Consider the prime zeta function, defined for $\Re(s)>1$, by the infinite series

$$\sum_{p} p^{-s} = \sum_{m=1}^{\infty}\frac{\mu(m)}{m}\log \zeta(ms)$$ where $p$ denotes a prime, $\mu$ the Mobius function and $\zeta$ the Riemann zeta function. By partial summation, one finds that

$$s\int_{2}^{\infty} \pi(x)x^{-s-1} \mathrm{d}x =\log \zeta(s) + \sum_{m=2}^{\infty}\frac{\mu(m)}{m}\log \zeta(ms)$$ for $\Re(s)>1$, where $\pi$ is the prime counting function. Let $Li(x)=\int_{2}^{x} \frac{dt}{\log t}$. We know that $s\int_{2}^{x} Li(x)x^{-s-1} \mathrm{d}x=-\log(s-1)+r(s)$, where $r(s)$ is entire.
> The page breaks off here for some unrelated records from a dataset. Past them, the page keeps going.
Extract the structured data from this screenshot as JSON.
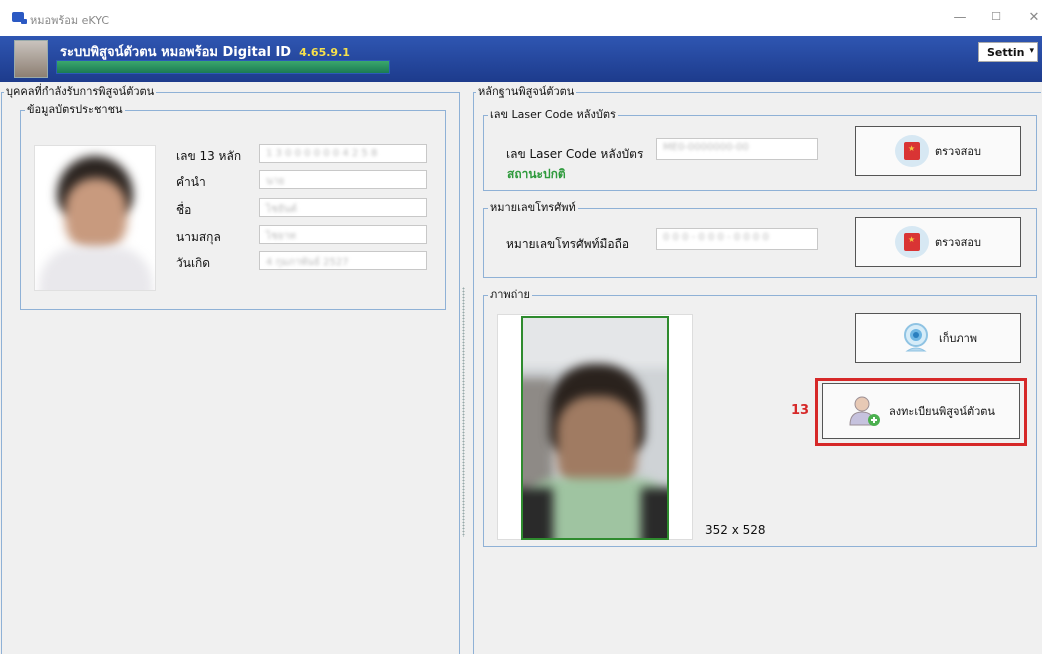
{
  "window": {
    "title": "หมอพร้อม eKYC",
    "minimize": "—",
    "maximize": "☐",
    "close": "✕"
  },
  "header": {
    "app_name": "ระบบพิสูจน์ตัวตน หมอพร้อม Digital ID",
    "version": "4.65.9.1",
    "settings_label": "Settin",
    "settings_caret": "▾",
    "progress_fraction": 1.0
  },
  "left": {
    "group_title": "บุคคลที่กำลังรับการพิสูจน์ตัวตน",
    "card_group_title": "ข้อมูลบัตรประชาชน",
    "fields": [
      {
        "label": "เลข 13 หลัก",
        "value": "1 3 0 0 0 0 0 0 4 2 5 8"
      },
      {
        "label": "คำนำ",
        "value": "นาย"
      },
      {
        "label": "ชื่อ",
        "value": "ไชยันต์"
      },
      {
        "label": "นามสกุล",
        "value": "ไชยาท"
      },
      {
        "label": "วันเกิด",
        "value": "4 กุมภาพันธ์ 2527"
      }
    ]
  },
  "right": {
    "group_title": "หลักฐานพิสูจน์ตัวตน",
    "laser": {
      "group_title": "เลข Laser Code หลังบัตร",
      "label": "เลข Laser Code หลังบัตร",
      "value": "ME0-0000000-00",
      "status": "สถานะปกติ",
      "button": "ตรวจสอบ"
    },
    "phone": {
      "group_title": "หมายเลขโทรศัพท์",
      "label": "หมายเลขโทรศัพท์มือถือ",
      "value": "0 0 0 - 0 0 0 - 0 0 0 0",
      "button": "ตรวจสอบ"
    },
    "photo": {
      "group_title": "ภาพถ่าย",
      "capture_button": "เก็บภาพ",
      "register_button": "ลงทะเบียนพิสูจน์ตัวตน",
      "step_marker": "13",
      "size_text": "352 x 528"
    }
  },
  "colors": {
    "header_blue": "#1d3b8c",
    "version_yellow": "#f6e04c",
    "status_green": "#2e9a3c",
    "highlight_red": "#d62828",
    "group_border": "#8fb1d6",
    "photo_border": "#2e8b2e"
  },
  "icons": [
    "app-icon",
    "ribbon-badge-icon",
    "webcam-icon",
    "user-add-icon"
  ]
}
Putting this into the above gives

\begin{equation} s\int_{2}^{\infty} (\pi(x)-Li(x))x^{-s-1} \mathrm{d}x -\log ((s-1)\zeta(s)) -r(s)= \sum_{m=2}^{\infty}\frac{\mu(m)}{m}\log \zeta(ms) \\ \end{equation} for $\Re(s)>1$. Note that $\log \zeta(s)=s\int_{2}^{\infty}\Pi(x)x^{-s-1} dx$ hence $\log((s-1)\zeta(s))=s\int_{2}^{\infty}(\Pi(x)-Li(x))x^{-s-1} dx$ for $\Re(s)>1$ where $\Pi$ is the prime power counting function. Putting this into the above identity, we find that the identity can be written as
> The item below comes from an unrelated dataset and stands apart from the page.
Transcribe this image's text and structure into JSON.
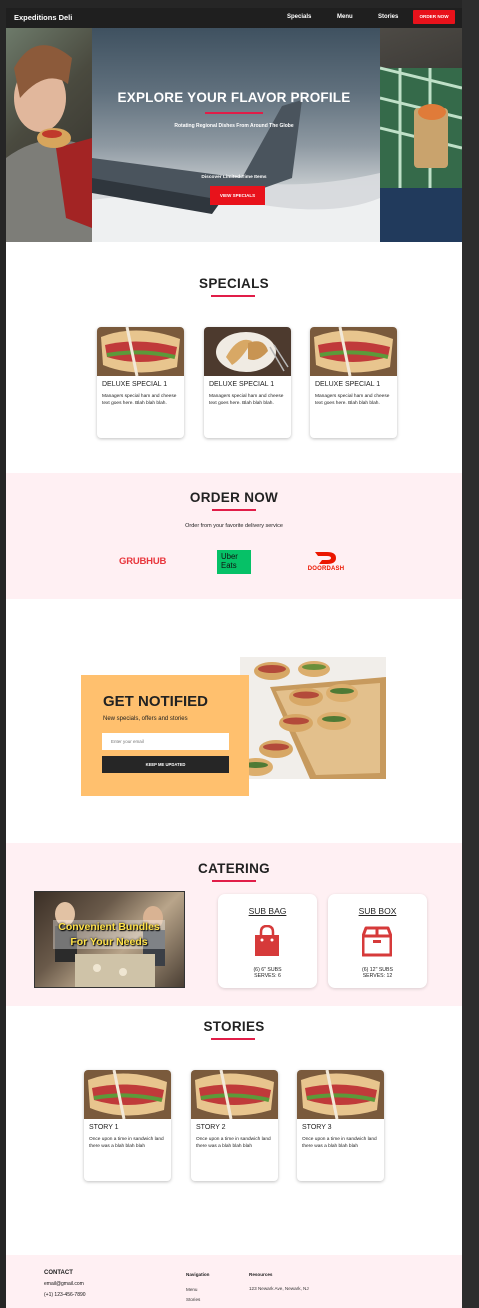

$$s\int_{2}^{\infty}(\pi(x)-\Pi(x))x^{-s-1} \mathrm{d}x-r(s)=\sum_{m=2}^{\infty}\frac{\mu(m)}{m}\log \zeta(ms)$$

for $\Re(s)>1$. Notice that **both** sides of the preceding identity are analytic and convergent for $\Re(s)>1/2$ since $\Pi(x)-\pi(x)=O(x^{1/2}), r(s)$ is entire and $\mu(m)\log \zeta(ms) \ll 2^{-m\Re(s)}$ as $m\rightarrow \infty$ for $\Re(s)>1/2$. **By analytic continuation, this implies that the preceding identity also holds for $\Re(s)>1/2$.**

Because $(s-1)\zeta(s)>0$ for every real $s>0$, it follows from this idenity that $\int_{2}^{\infty} (\pi(x)-Li(x))x^{-s-1} \mathrm{d}x$ converges on the real axis for $s>1/2$ ?